Events like the death of the Empress and the rat plague play pre­cisely this role in Dishonored, unit­ing Dunwall’s cit­i­zenry in a series of shared expe­ri­ences. While the aver­age man in the street is rarely por­trayed in the game, the thoughts of the col­lec­tive imag­i­na­tion are por­trayed through abun­dant graf­fiti which ref­er­ences plague fears, grief for the Empress and dis­dain for her tyran­ni­cal replace­ment. As it does with the outer regions, Dishonored uses sug­ges­tive clues to cre­ate an illu­sion, in this case that of an exten­sive cit­i­zen­ship, lend­ing it an authen­tic­ity born of that which is just out of sight. While there are no news­pa­pers here, loud­speak­ers con­stantly send out mes­sages which relate to local events, often Corvo’s (pos­si­bly) mur­der­ous antics. That the player is often famil­iar with the events being read out fur­thers the authen­tic­ity, cre­at­ing a con­nec­tion between her­self, the cit­i­zenry who the mes­sages are pre­sum­ably for, and the state. In terms of social struc­ture, these two types of mes­sage come from oppo­site ends of the spec­trum: the furtive ille­gal­ity of the graf­fiti is opposed to the government-approved loud­speak­ers. Graffiti tends to be an out­spo­ken act of the socially dis­en­fran­chised, a method for those who per­ceive them­selves as ignored to make their voice heard. By con­trast, wide­spread offi­cial mes­sages are tac­tic of recon­nect­ing what might seem a dis­tant and iso­lated decision-making power with the wider pub­lic it con­trols. The funny thing is that quite apart from what­ever they might hap­pen to say, both sys­tem enact the same sub­tex­tual role, to unite dis­parate indi­vid­u­als through their expe­ri­ence of com­ing into con­tact with that mes­sage. No-one writes graf­fiti or speaks into a loud­speaker for them­selves, both acts are focused on exter­nal rep­re­sen­ta­tion.
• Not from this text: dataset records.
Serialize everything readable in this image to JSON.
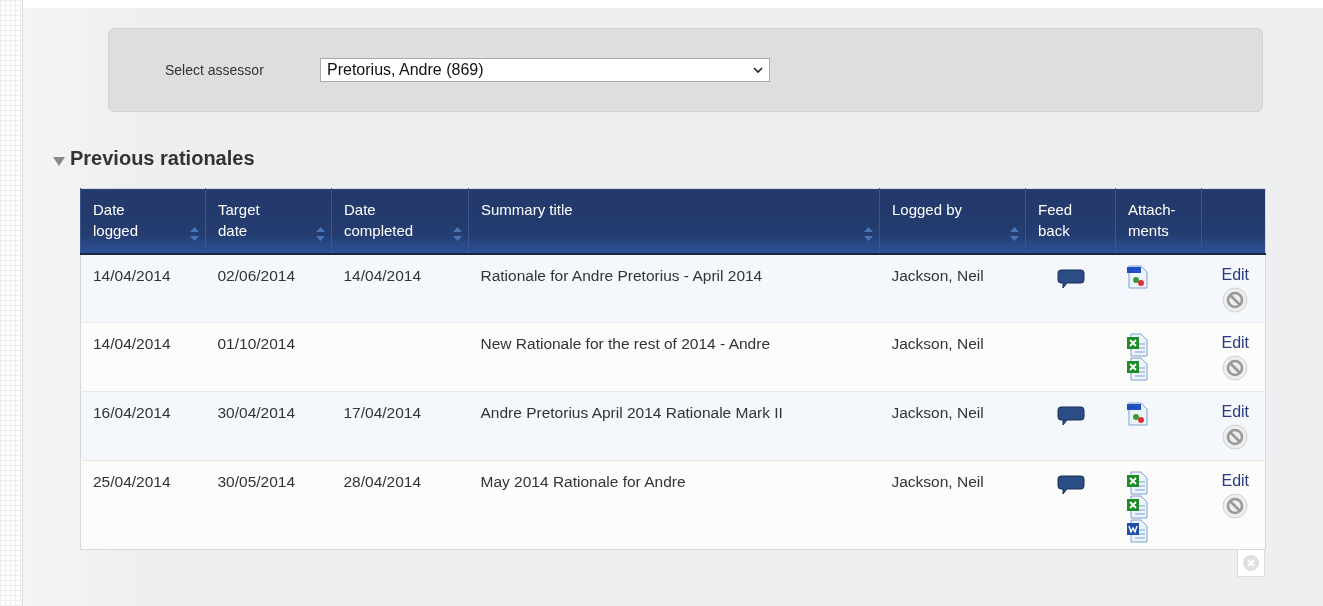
{
  "assessor_filter": {
    "label": "Select assessor",
    "value": "Pretorius, Andre (869)"
  },
  "section": {
    "title": "Previous rationales",
    "expanded": true
  },
  "table": {
    "columns": [
      {
        "label": "Date\nlogged",
        "sortable": true
      },
      {
        "label": "Target\ndate",
        "sortable": true
      },
      {
        "label": "Date\ncompleted",
        "sortable": true
      },
      {
        "label": "Summary title",
        "sortable": true
      },
      {
        "label": "Logged by",
        "sortable": true
      },
      {
        "label": "Feed\nback",
        "sortable": false
      },
      {
        "label": "Attach-\nments",
        "sortable": false
      },
      {
        "sortable": false
      }
    ],
    "rows": [
      {
        "date_logged": "14/04/2014",
        "target_date": "02/06/2014",
        "date_completed": "14/04/2014",
        "summary_title": "Rationale for Andre Pretorius - April 2014",
        "logged_by": "Jackson, Neil",
        "feedback": true,
        "attachments": [
          {
            "kind": "jpg"
          }
        ],
        "action": "Edit"
      },
      {
        "date_logged": "14/04/2014",
        "target_date": "01/10/2014",
        "date_completed": "",
        "summary_title": "New Rationale for the rest of 2014 - Andre",
        "logged_by": "Jackson, Neil",
        "feedback": false,
        "attachments": [
          {
            "kind": "excel"
          },
          {
            "kind": "excel"
          }
        ],
        "action": "Edit"
      },
      {
        "date_logged": "16/04/2014",
        "target_date": "30/04/2014",
        "date_completed": "17/04/2014",
        "summary_title": "Andre Pretorius April 2014 Rationale Mark II",
        "logged_by": "Jackson, Neil",
        "feedback": true,
        "attachments": [
          {
            "kind": "jpg"
          }
        ],
        "action": "Edit"
      },
      {
        "date_logged": "25/04/2014",
        "target_date": "30/05/2014",
        "date_completed": "28/04/2014",
        "summary_title": "May 2014 Rationale for Andre",
        "logged_by": "Jackson, Neil",
        "feedback": true,
        "attachments": [
          {
            "kind": "excel"
          },
          {
            "kind": "excel"
          },
          {
            "kind": "word"
          }
        ],
        "action": "Edit"
      }
    ]
  }
}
The point is to put a mes­sage ‘out there’, and in doing so build a bond between ‘out there’ and ‘in here’.

Whether Arkane con­sciously rec­og­nized that they were play­ing on these var­i­ous nation-building con­ceits I couldn’t, of course, say. It doesn’t really mat­ter all that much. What they man­aged to cre­ate in Dunwall is a city-state that parses cor­rectly. From there we can start to read into just why it fits together and how that reflects on the way our own real­ity works, and then ques­tion why it works that way. That’s part of what art is for, to shine a light on the things we take for granted and reveal their inher­ent arti­fi­cial­ity.

Jim Ralph

About Jim Ralph

Jim Ralph currently resides in sunny Winchester, England. He'd love to hear from you, personally, with any thoughts on his writing or lucrative job offers.